The Greens made four changes from the starting line-up which had drawn with Maldon Town in midweek. James Parker, Marc Leach, Ricci Crace and Danny Murphy made way for Mark Burgess, RenÃƒÆ’Ã‚Æ’Ãƒâ€šÃ‚Â© Street, John Frendo and Danny Julienne, respectively. Leach, on loan, was not allowed to play, while Crace was injured; the other two were named to the bench.
Fisher almost made the perfect start. It took them barely 20 seconds to find their way around the back of the Hendon defence, but Burgess put the ball out for a corner. When the ball was knocked into the box, Hendon didn't clear the ball properly and a snap-shot eluded Dave King, ending up in the back of the net. The assistant referee ruled that King's view had been impeded by a phantom Fisher forward directly in front of him, so the "goal" was ruled out.
It was the first of two strokes of luck that went Hendon's way in the first 11 minutes. Ten minutes after nearly going behind, the Greens took the lead. A shot from Jeff Campbell was going wide of the goal. However, the ball struck Andy Cook on the rump and deflected into the opposite corner of the goal.
Hendon's reaction to taking the lead was to give it back 100 seconds later. Another corner was swung in by Ben Walshe, but this time it went beyond the far post. King tried to get to the ball but went over his head. Had there been anyone even remotely close to Tim Clancey, the central defender might have had trouble in scoring, but as he was all alone, Clancey was able, pretty much, to pick his spot to equalise.
Steve Watts had a goal ruled out for offside after 32 minutes, but another electric break out of defence by Fisher gave them the lead three minutes later. This time, Chris Piper danced around the exposed King and rolled the ball forward to where Walshe was standing. The ball would almost certainly have gone into the net without Walshe's intervention, but he made sure anyway. Quite how the assistant believed that Walshe was not interfering with play as he got the decisive touch is hard to understand.
The only errors in Fisher's third goal, after 41 minutes, were in Hendon's defending, or rather the almost complete lack of it. Watts will rarely have an easier opportunity to score than the one he took with a far-post header. He was all alone as Chris Piper's perfectly-weighted cross reached him.
Hendon switched their formation slightly at the start of the second half, Cook moving into a central striking role in a bid to unsettle the Fisher defence. It did work once, but unfortunately Fisher scored from it. Cook's back-header almost let in Craig Hughes, but Francis Duku cleared hurriedly.
The ball went to Piper, who again got the better of the Hendon defence and his cross gave Watts another simple chance to add to his goal tally. He didn't miss and that just about decided the tie.
The unorthodox offside interpretation by the assistant referee ruled Frendo offside despite the fact that he ran past a line of four defenders after a shot from Dave Hunt had caught Ryan Kirby in the face. Packham made a superb save off the deflection and when Frendo reached the ball, he was incorrectly ruled to be offside.
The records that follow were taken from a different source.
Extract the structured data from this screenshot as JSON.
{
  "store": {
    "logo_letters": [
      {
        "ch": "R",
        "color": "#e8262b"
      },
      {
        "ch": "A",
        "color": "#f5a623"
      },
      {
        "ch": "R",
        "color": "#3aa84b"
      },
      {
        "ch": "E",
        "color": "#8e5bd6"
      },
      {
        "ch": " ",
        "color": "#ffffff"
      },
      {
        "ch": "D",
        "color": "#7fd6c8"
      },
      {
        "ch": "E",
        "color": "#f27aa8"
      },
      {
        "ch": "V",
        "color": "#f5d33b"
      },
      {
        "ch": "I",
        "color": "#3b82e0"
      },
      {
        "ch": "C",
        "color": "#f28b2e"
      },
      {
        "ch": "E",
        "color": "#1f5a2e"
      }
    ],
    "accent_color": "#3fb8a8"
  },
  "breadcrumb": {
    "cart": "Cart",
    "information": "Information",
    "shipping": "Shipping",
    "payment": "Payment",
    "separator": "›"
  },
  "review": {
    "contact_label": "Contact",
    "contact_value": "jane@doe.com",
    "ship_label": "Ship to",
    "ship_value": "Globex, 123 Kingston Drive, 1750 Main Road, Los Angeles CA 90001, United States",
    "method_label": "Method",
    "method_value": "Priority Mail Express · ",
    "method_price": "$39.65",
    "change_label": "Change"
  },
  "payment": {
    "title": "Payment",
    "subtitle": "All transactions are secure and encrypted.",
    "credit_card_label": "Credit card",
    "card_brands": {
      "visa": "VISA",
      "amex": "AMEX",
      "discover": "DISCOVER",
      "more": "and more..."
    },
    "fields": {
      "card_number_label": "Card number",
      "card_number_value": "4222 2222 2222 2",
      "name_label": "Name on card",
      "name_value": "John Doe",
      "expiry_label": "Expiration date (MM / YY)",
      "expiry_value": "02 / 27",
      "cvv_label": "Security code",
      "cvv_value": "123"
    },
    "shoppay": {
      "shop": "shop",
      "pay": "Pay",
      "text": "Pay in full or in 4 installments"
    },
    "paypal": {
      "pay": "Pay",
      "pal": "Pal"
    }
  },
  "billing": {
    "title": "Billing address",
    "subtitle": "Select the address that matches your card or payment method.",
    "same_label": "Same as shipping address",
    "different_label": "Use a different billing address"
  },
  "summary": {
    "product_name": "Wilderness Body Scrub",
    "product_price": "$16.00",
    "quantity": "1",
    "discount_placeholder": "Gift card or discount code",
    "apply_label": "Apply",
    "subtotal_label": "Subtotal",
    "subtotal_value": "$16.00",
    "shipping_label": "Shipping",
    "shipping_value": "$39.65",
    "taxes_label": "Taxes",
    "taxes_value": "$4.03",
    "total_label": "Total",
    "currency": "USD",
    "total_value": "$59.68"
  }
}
Jeff Campbell then was denied by another deflection and Packham save, as well as drilling two free-kicks narrowly wide of the target, but Hendon did make things interesting after 70 minutes, when Frendo struck a 20 yard shot into the bottom corner of the net.
Three half-chances fell to the Greens in the last 20-odd minutes - while Fisher had a similar number of their own at the other end - in a thoroughly entertaining conclusion to the game. Had Hendon made it 4-3 with less than a couple of minutes remaining, it would have set up a grandstand finish. But, in truth, Hendon were fortunate to be as close as only two goals behind at this stage.
"Today, they were simply too good for us," admitted manager Gary McCann. "Sometimes you have to just put your hands up and admit it. It is a little consolation that their manager told me that this was the best that they had played all season"